Task directions
Among the entries below, find every line that has "this" and pull it out.

Recorded information
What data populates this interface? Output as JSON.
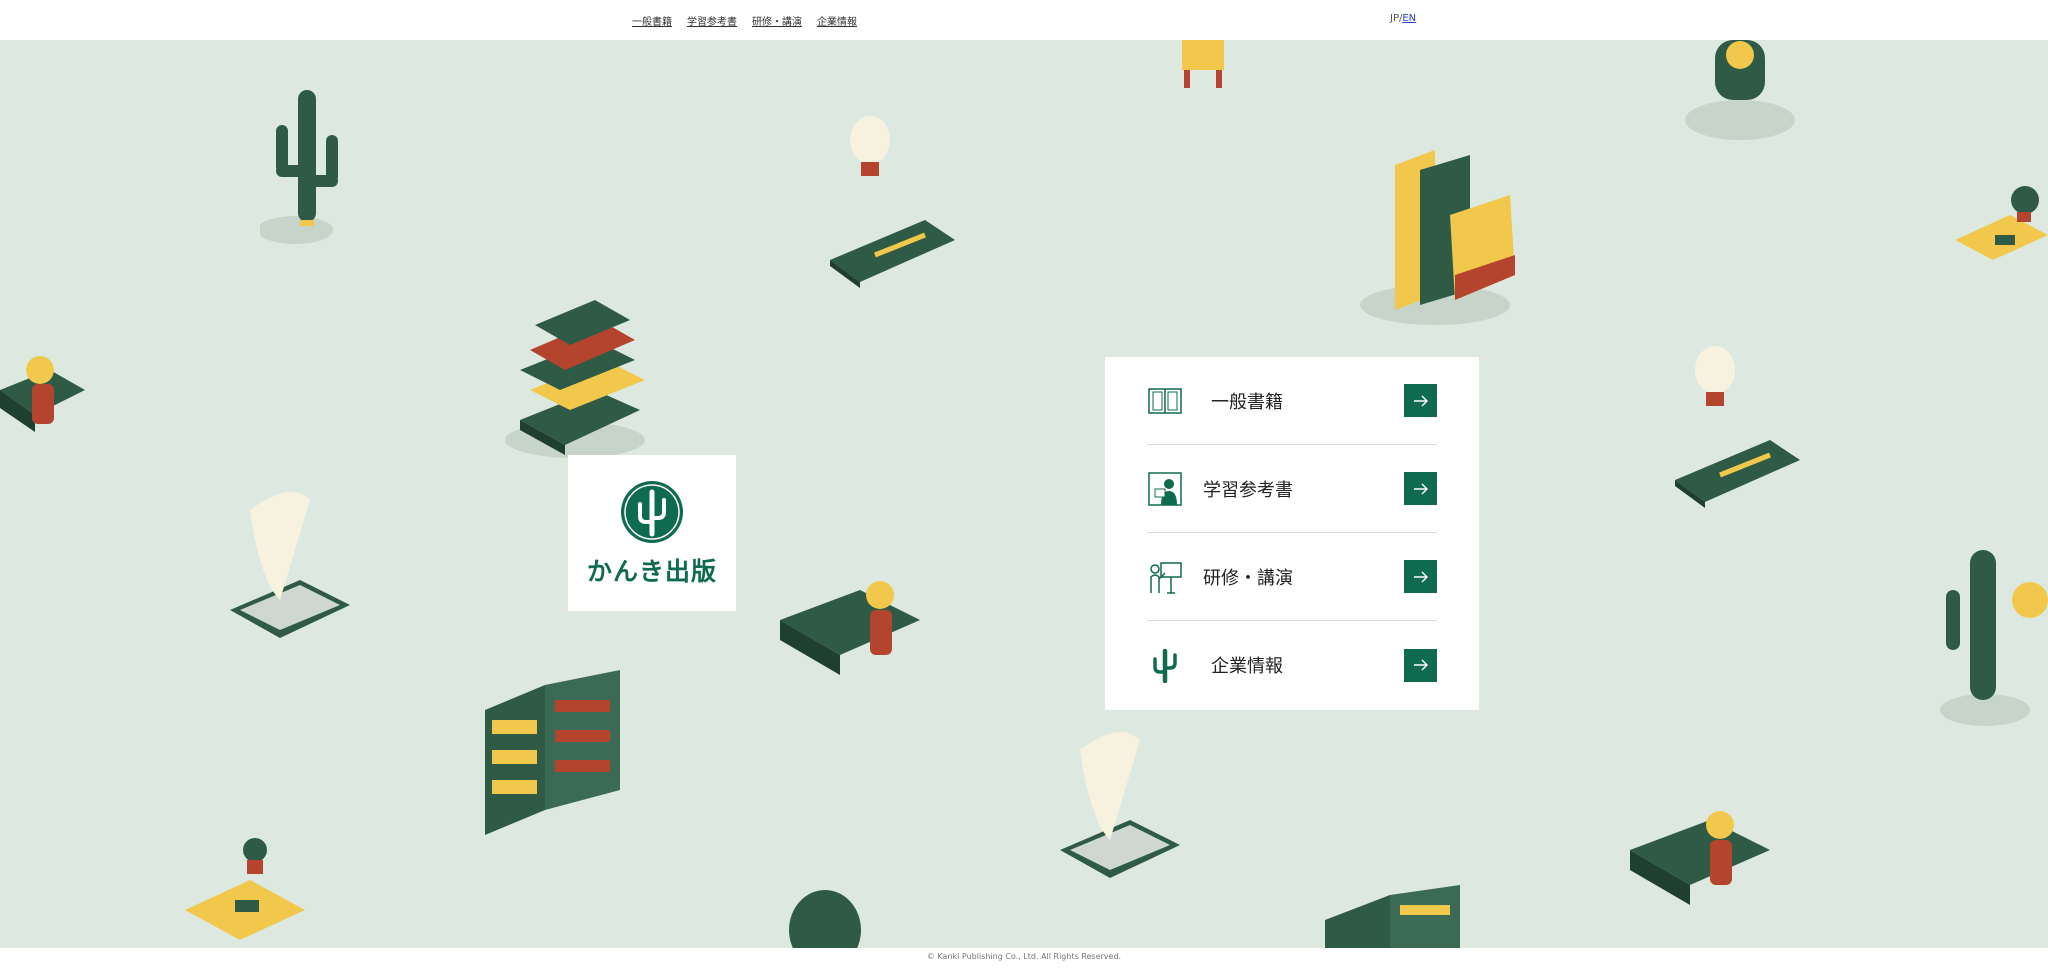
{
  "header": {
    "nav": [
      {
        "label": "一般書籍"
      },
      {
        "label": "学習参考書"
      },
      {
        "label": "研修・講演"
      },
      {
        "label": "企業情報"
      }
    ],
    "lang": {
      "jp": "JP",
      "separator": "/",
      "en": "EN"
    }
  },
  "brand": {
    "name": "かんき出版",
    "color": "#0f6b4f"
  },
  "menu": {
    "items": [
      {
        "label": "一般書籍",
        "icon": "open-book-icon"
      },
      {
        "label": "学習参考書",
        "icon": "student-reading-icon"
      },
      {
        "label": "研修・講演",
        "icon": "lecture-presenter-icon"
      },
      {
        "label": "企業情報",
        "icon": "cactus-icon"
      }
    ]
  },
  "colors": {
    "background": "#dde9e0",
    "accent": "#0f6b4f",
    "yellow": "#f1c84b",
    "red": "#b5442f"
  },
  "footer": {
    "copyright": "© Kanki Publishing Co., Ltd. All Rights Reserved."
  }
}
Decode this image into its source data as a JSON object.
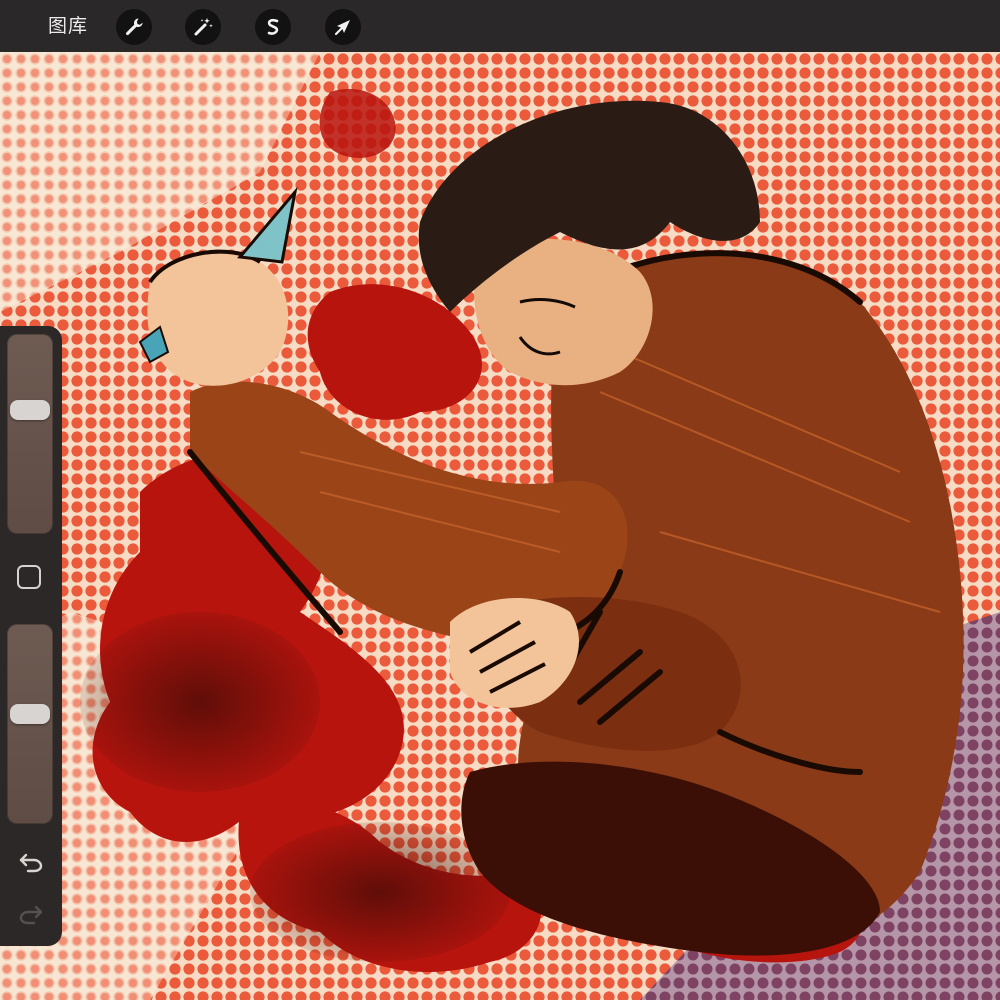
{
  "app": {
    "gallery_label": "图库"
  },
  "toolbar": {
    "tools": [
      {
        "name": "actions",
        "icon": "wrench-icon"
      },
      {
        "name": "adjustments",
        "icon": "magic-wand-icon"
      },
      {
        "name": "selection",
        "icon": "selection-s-icon"
      },
      {
        "name": "transform",
        "icon": "arrow-cursor-icon"
      }
    ]
  },
  "sidebar": {
    "brush_size_level": 0.64,
    "opacity_level": 0.56,
    "modify_button_icon": "square-icon",
    "undo_icon": "undo-arrow-icon",
    "redo_icon": "redo-arrow-icon"
  },
  "colors": {
    "toolbar_bg": "#2a2828",
    "canvas_halftone": "#e8533a",
    "blood_red": "#b8140e",
    "sweater_brown": "#8a3a16",
    "hair_dark": "#2a1b14",
    "skin": "#f3c49a"
  }
}
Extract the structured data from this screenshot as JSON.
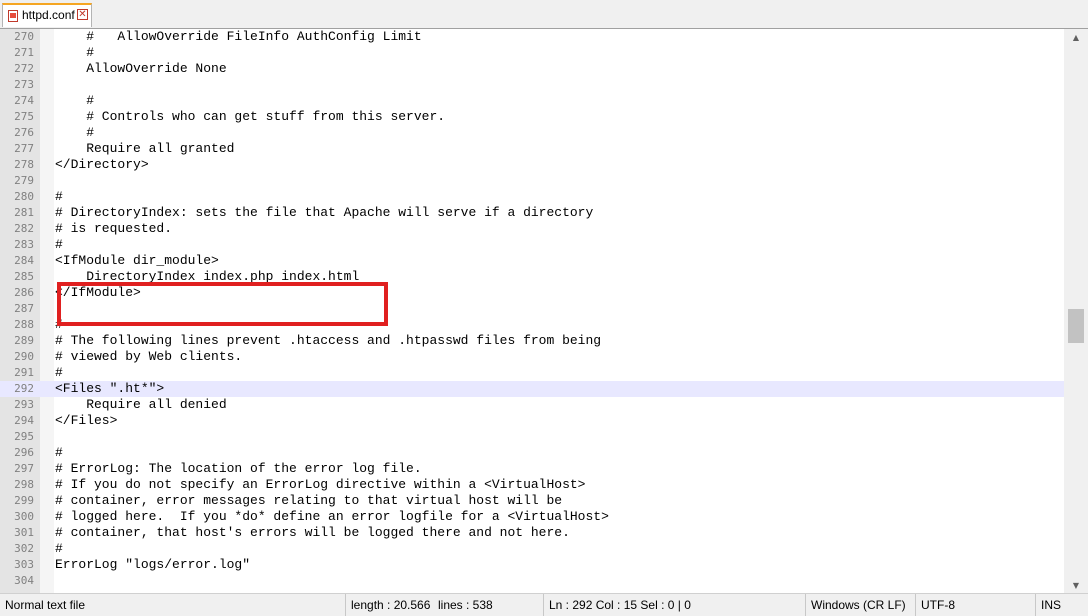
{
  "tab": {
    "label": "httpd.conf",
    "close_glyph": "✕"
  },
  "lines": [
    {
      "num": "270",
      "text": "    #   AllowOverride FileInfo AuthConfig Limit"
    },
    {
      "num": "271",
      "text": "    #"
    },
    {
      "num": "272",
      "text": "    AllowOverride None"
    },
    {
      "num": "273",
      "text": ""
    },
    {
      "num": "274",
      "text": "    #"
    },
    {
      "num": "275",
      "text": "    # Controls who can get stuff from this server."
    },
    {
      "num": "276",
      "text": "    #"
    },
    {
      "num": "277",
      "text": "    Require all granted"
    },
    {
      "num": "278",
      "text": "</Directory>"
    },
    {
      "num": "279",
      "text": ""
    },
    {
      "num": "280",
      "text": "#"
    },
    {
      "num": "281",
      "text": "# DirectoryIndex: sets the file that Apache will serve if a directory"
    },
    {
      "num": "282",
      "text": "# is requested."
    },
    {
      "num": "283",
      "text": "#"
    },
    {
      "num": "284",
      "text": "<IfModule dir_module>"
    },
    {
      "num": "285",
      "text": "    DirectoryIndex index.php index.html"
    },
    {
      "num": "286",
      "text": "</IfModule>"
    },
    {
      "num": "287",
      "text": ""
    },
    {
      "num": "288",
      "text": "#"
    },
    {
      "num": "289",
      "text": "# The following lines prevent .htaccess and .htpasswd files from being"
    },
    {
      "num": "290",
      "text": "# viewed by Web clients."
    },
    {
      "num": "291",
      "text": "#"
    },
    {
      "num": "292",
      "text": "<Files \".ht*\">"
    },
    {
      "num": "293",
      "text": "    Require all denied"
    },
    {
      "num": "294",
      "text": "</Files>"
    },
    {
      "num": "295",
      "text": ""
    },
    {
      "num": "296",
      "text": "#"
    },
    {
      "num": "297",
      "text": "# ErrorLog: The location of the error log file."
    },
    {
      "num": "298",
      "text": "# If you do not specify an ErrorLog directive within a <VirtualHost>"
    },
    {
      "num": "299",
      "text": "# container, error messages relating to that virtual host will be"
    },
    {
      "num": "300",
      "text": "# logged here.  If you *do* define an error logfile for a <VirtualHost>"
    },
    {
      "num": "301",
      "text": "# container, that host's errors will be logged there and not here."
    },
    {
      "num": "302",
      "text": "#"
    },
    {
      "num": "303",
      "text": "ErrorLog \"logs/error.log\""
    },
    {
      "num": "304",
      "text": ""
    }
  ],
  "current_line": "292",
  "status": {
    "file_type": "Normal text file",
    "length": "length : 20.566",
    "lines": "lines : 538",
    "position": "Ln : 292    Col : 15    Sel : 0 | 0",
    "eol": "Windows (CR LF)",
    "encoding": "UTF-8",
    "mode": "INS"
  },
  "colors": {
    "highlight_box": "#e02020",
    "current_line_bg": "#e8e8ff",
    "gutter_bg": "#e4e4e4"
  },
  "icons": {
    "tab_file": "file-modified-icon",
    "tab_close": "close-icon",
    "scroll_up": "up-arrow-icon",
    "scroll_down": "down-arrow-icon"
  }
}
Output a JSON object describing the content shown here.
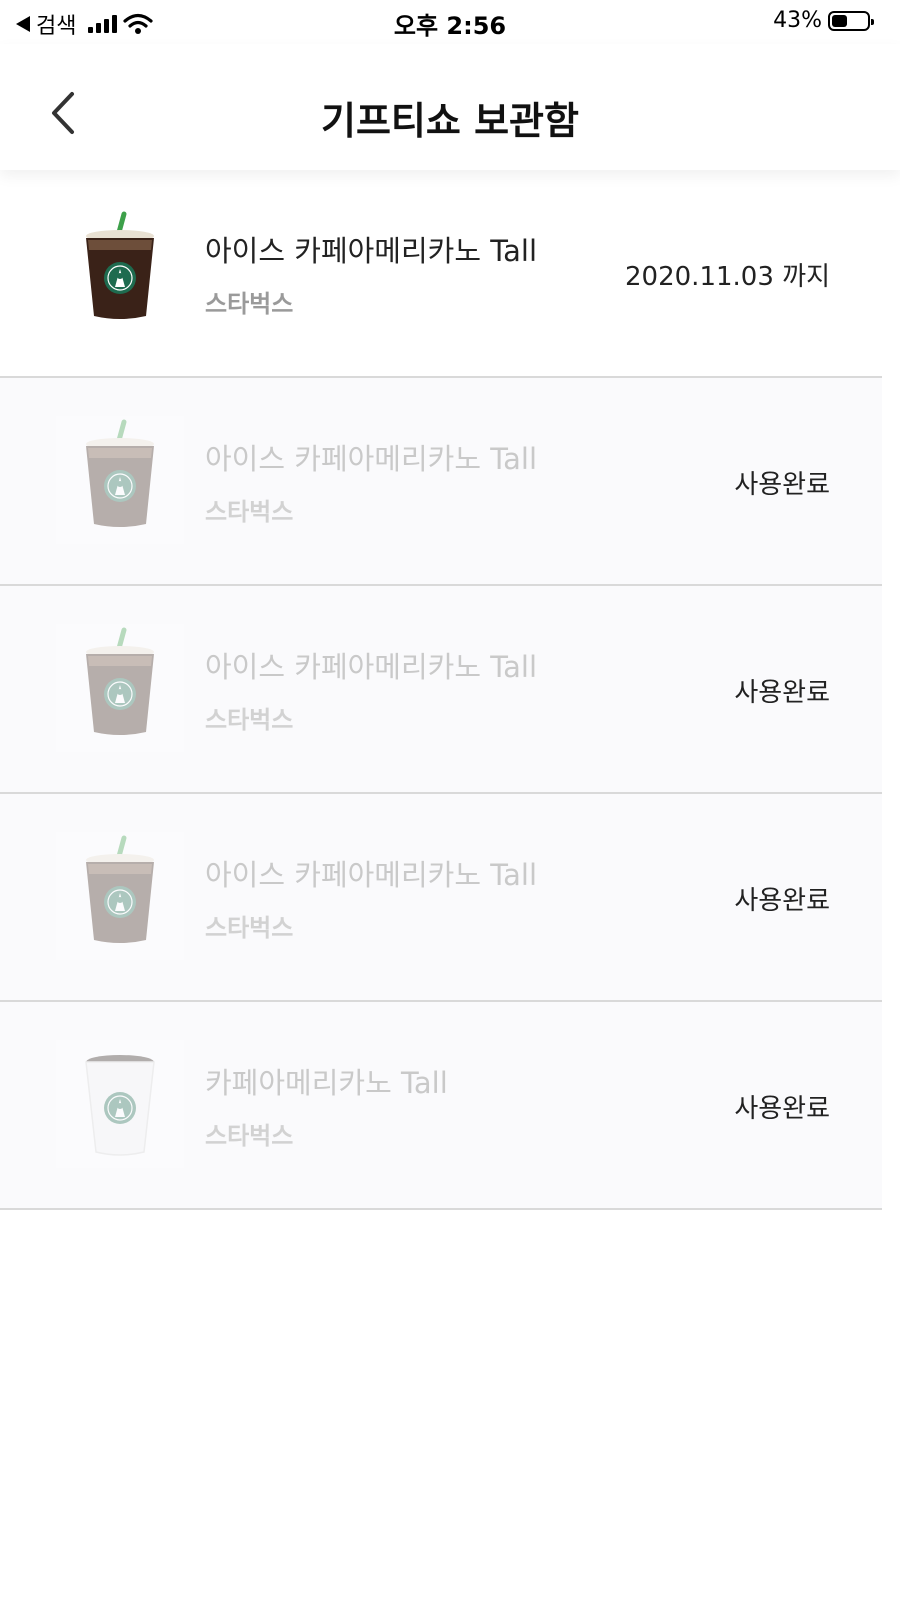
{
  "status_bar": {
    "back_app": "검색",
    "time": "오후 2:56",
    "battery_percent": "43%",
    "battery_level": 0.43
  },
  "nav": {
    "title": "기프티쇼 보관함",
    "back_icon": "chevron-left-icon"
  },
  "gifts": [
    {
      "name": "아이스 카페아메리카노 Tall",
      "brand": "스타벅스",
      "status": "2020.11.03 까지",
      "used": false,
      "image": "iced-coffee-cup-image"
    },
    {
      "name": "아이스 카페아메리카노 Tall",
      "brand": "스타벅스",
      "status": "사용완료",
      "used": true,
      "image": "iced-coffee-cup-image"
    },
    {
      "name": "아이스 카페아메리카노 Tall",
      "brand": "스타벅스",
      "status": "사용완료",
      "used": true,
      "image": "iced-coffee-cup-image"
    },
    {
      "name": "아이스 카페아메리카노 Tall",
      "brand": "스타벅스",
      "status": "사용완료",
      "used": true,
      "image": "iced-coffee-cup-image"
    },
    {
      "name": "카페아메리카노 Tall",
      "brand": "스타벅스",
      "status": "사용완료",
      "used": true,
      "image": "hot-coffee-cup-image"
    }
  ],
  "colors": {
    "logo_green": "#1e6b4f",
    "coffee": "#3a2218",
    "divider": "#d9d9d9"
  }
}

The answer
What data populates this interface? Output as JSON.
Decode this image into its source data as a JSON object.
Extract the structured data from this screenshot as JSON.
      "text": "    # Controls who can get stuff from this server."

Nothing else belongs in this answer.